The COVID-19 pandemic has disrupted multiple facets of society.
One hurdle businesses have had to deal with is executing documents when the signatories are working remotely or constricted by social distancing laws.
In the construction industry, this has included executing tender submissions, construction contracts and subcontracts, deeds of release and statutory declarations.
Below are the different ways documents can be executed remotely, including the temporary regulations that have been enacted in various states to facilitate the electronic signing of documents during COVID19.
Generally, simple contracts can be electronically executed without the COVID-19 regulations.
For a simple contract, which most standard construction contracts are, contracts can be signed electronically by parties, depending on whether the contract is being signed in an individual capacity or on behalf of a company.
Individuals: Where a contract is being signed by an individual, contracts can be signed with a personal electronic signature without the need for a ‘wet ink’ signature or witness.
Companies: At general law, a simple contract can be in electronic form and executed electronically.
However, the law regarding electronic signatures under s 127 of the Corporations Act remains unsettled. If the document is an agreement, electronic execution under s 127 may still be valid at common law, but the counterparty is not able to rely on the statutory assurance of the validity of its execution.
In all cases, parties will need to be able to demonstrate that there was a clear intention to be bound by the contract, and that the signatory had the requisite authority to sign the contract.
At common law, a deed must be:
The rules relating to the valid execution of deeds vary between Australian jurisdictions and depend on whether the party that is executing the deed is an individual or a company.
Recent legislative changes in NSW have expressly permitted deeds made by natural persons in electronic form with electronic signatures and attestation (Conveyancing Act 1919 (NSW) s 38A).
However, a witness must be physically present and must sign the same document at the same time as the signatory.
The common law requirement for paper, parchment or vellum remains in most other Australian jurisdictions.
In some states, this has been modified by the COVID-19 temporary regulations, as set out below.
COVID-19 temporary regulations
NSW: Under the Electronic Transactions Amendment (COVID-19 Witnessing of Documents) Regulation 2020 witnessing can validly occur remotely (albeit temporarily) via an audio-visual link (such as Zoom or Skype), provided the witness:
However, this does not address the uncertainties of a company executing a deed electronically under s 127 of the Corporations Act.

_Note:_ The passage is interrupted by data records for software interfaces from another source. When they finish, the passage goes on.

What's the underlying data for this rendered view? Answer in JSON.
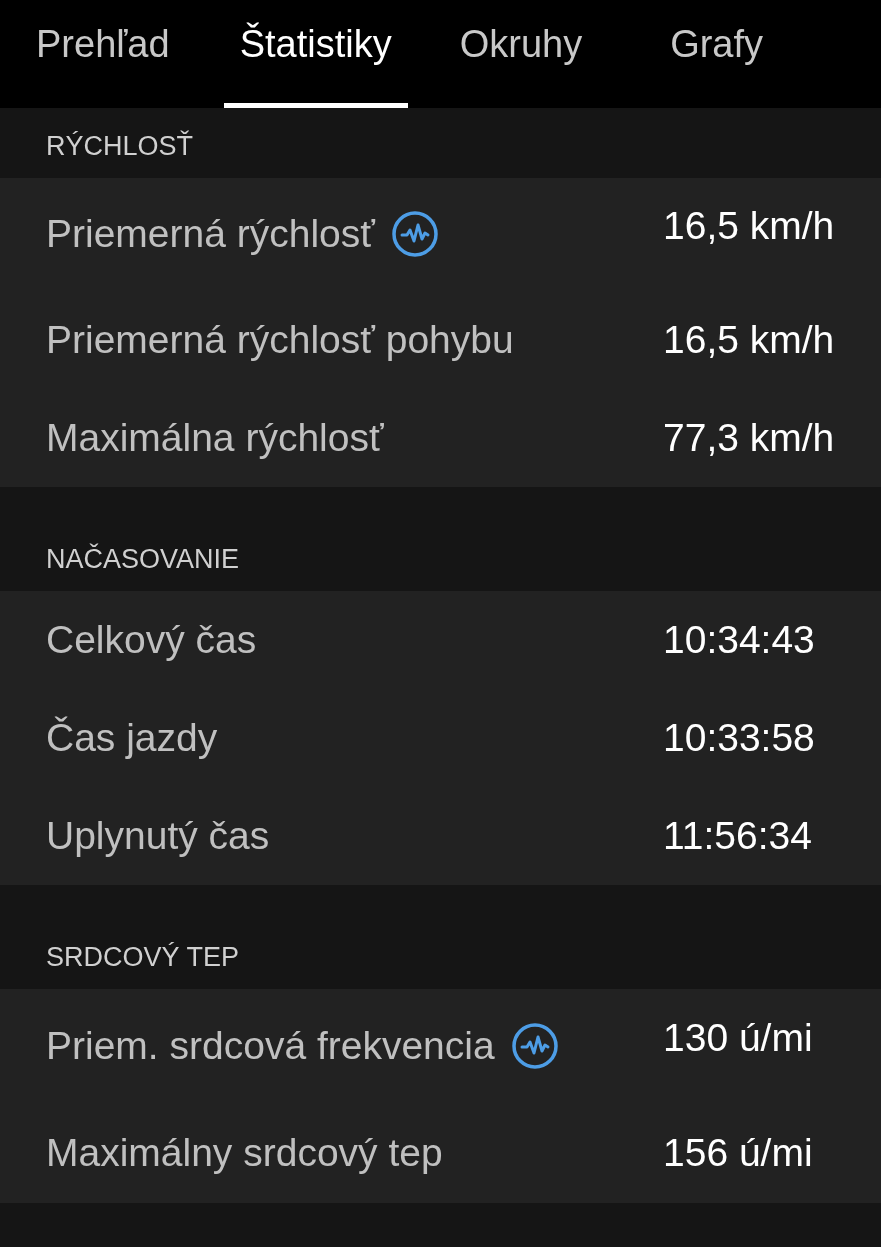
{
  "tabs": [
    {
      "label": "Prehľad",
      "selected": false
    },
    {
      "label": "Štatistiky",
      "selected": true
    },
    {
      "label": "Okruhy",
      "selected": false
    },
    {
      "label": "Grafy",
      "selected": false
    }
  ],
  "sections": [
    {
      "title": "RÝCHLOSŤ",
      "rows": [
        {
          "label": "Priemerná rýchlosť",
          "value": "16,5 km/h",
          "kind": "sensor"
        },
        {
          "label": "Priemerná rýchlosť pohybu",
          "value": "16,5 km/h",
          "kind": "plain"
        },
        {
          "label": "Maximálna rýchlosť",
          "value": "77,3 km/h",
          "kind": "plain"
        }
      ]
    },
    {
      "title": "NAČASOVANIE",
      "rows": [
        {
          "label": "Celkový čas",
          "value": "10:34:43",
          "kind": "plain"
        },
        {
          "label": "Čas jazdy",
          "value": "10:33:58",
          "kind": "plain"
        },
        {
          "label": "Uplynutý čas",
          "value": "11:56:34",
          "kind": "plain"
        }
      ]
    },
    {
      "title": "SRDCOVÝ TEP",
      "rows": [
        {
          "label": "Priem. srdcová frekvencia",
          "value": "130 ú/mi",
          "kind": "sensor"
        },
        {
          "label": "Maximálny srdcový tep",
          "value": "156 ú/mi",
          "kind": "plain"
        }
      ]
    }
  ]
}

Victoria: The new temporary regulations under the COVID-19 Omnibus (Emergency Measures) (Electronic Signing and Witnessing) Regulations 2020 similarly permit deeds to be signed electronically and include remote witnessing provisions.
Queensland: The Justice Legislation (COVID-19 Emergency Response—Wills and Enduring Documents) Regulation 2020 (as amended) have introduced new rules in Queensland which allow the electronic signing of deeds, and certain other enduring documents, and the witnessing of certain documents by way of audio-visual link.

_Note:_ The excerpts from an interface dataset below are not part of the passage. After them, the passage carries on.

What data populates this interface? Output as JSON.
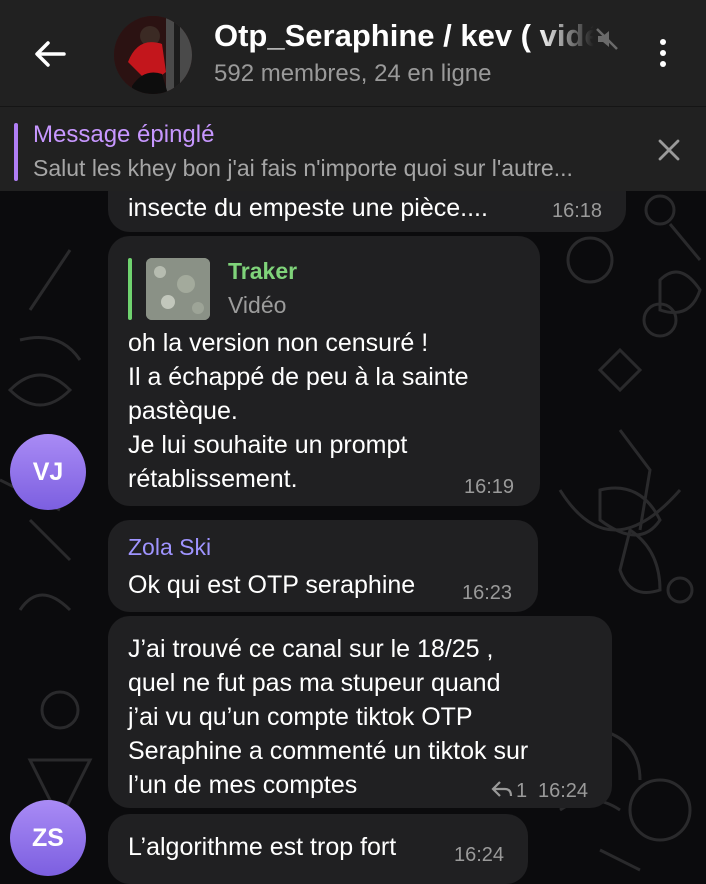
{
  "header": {
    "title": "Otp_Seraphine / kev ( vidéos",
    "subtitle": "592 membres, 24 en ligne"
  },
  "pinned": {
    "label": "Message épinglé",
    "text": "Salut les khey bon j'ai fais n'importe quoi sur l'autre..."
  },
  "messages": [
    {
      "text": "insecte du empeste une pièce....",
      "time": "16:18"
    },
    {
      "reply": {
        "name": "Traker",
        "kind": "Vidéo"
      },
      "lines": [
        "oh la version non censuré !",
        "Il a échappé de peu à la sainte",
        "pastèque.",
        "Je lui souhaite un prompt",
        "rétablissement."
      ],
      "time": "16:19",
      "avatar": "VJ"
    },
    {
      "sender": "Zola Ski",
      "text": "Ok qui est OTP seraphine",
      "time": "16:23"
    },
    {
      "lines": [
        "J’ai trouvé ce canal sur le 18/25 ,",
        "quel ne fut pas ma stupeur quand",
        "j’ai vu qu’un compte tiktok OTP",
        "Seraphine a commenté un tiktok sur",
        "l’un de mes comptes"
      ],
      "replies": "1",
      "time": "16:24"
    },
    {
      "text": "L’algorithme est trop fort",
      "time": "16:24",
      "avatar": "ZS"
    }
  ],
  "colors": {
    "header_bg": "#212121",
    "bubble_bg": "#202022",
    "accent_purple": "#c797ff",
    "reply_green": "#7fd37a",
    "sender_color": "#9f94ff"
  },
  "icons": [
    "back-arrow-icon",
    "mute-icon",
    "more-vert-icon",
    "close-icon",
    "reply-arrow-icon"
  ]
}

The rules around electronic signing of documents in Australia remains fragmented and uncertain in many jurisdictions. Whilst some temporary measures have been introduced to allow parties to more easily transact during COVID-19, uniform reform is now needed more than ever to facilitate the electronic execution of documents.
Authors: Scott Alden & Victoria Gordon
Construction partner Scott Alden and associate Victoria Gordon, together with associate Krishneel Kumar and lawyer Andrew Morello, will be covering everything you need to know about the electronic execution of deeds and documents by individuals and companies in a webinar on 21 July 2020. Click here for more information and to RSVP.
The information in this publication is of a general nature and is not intended to address the circumstances of any particular individual or entity. Although we endeavour to provide accurate and timely information, we do not guarantee that the information in this newsletter is accurate at the date it is received or that it will continue to be accurate in the future.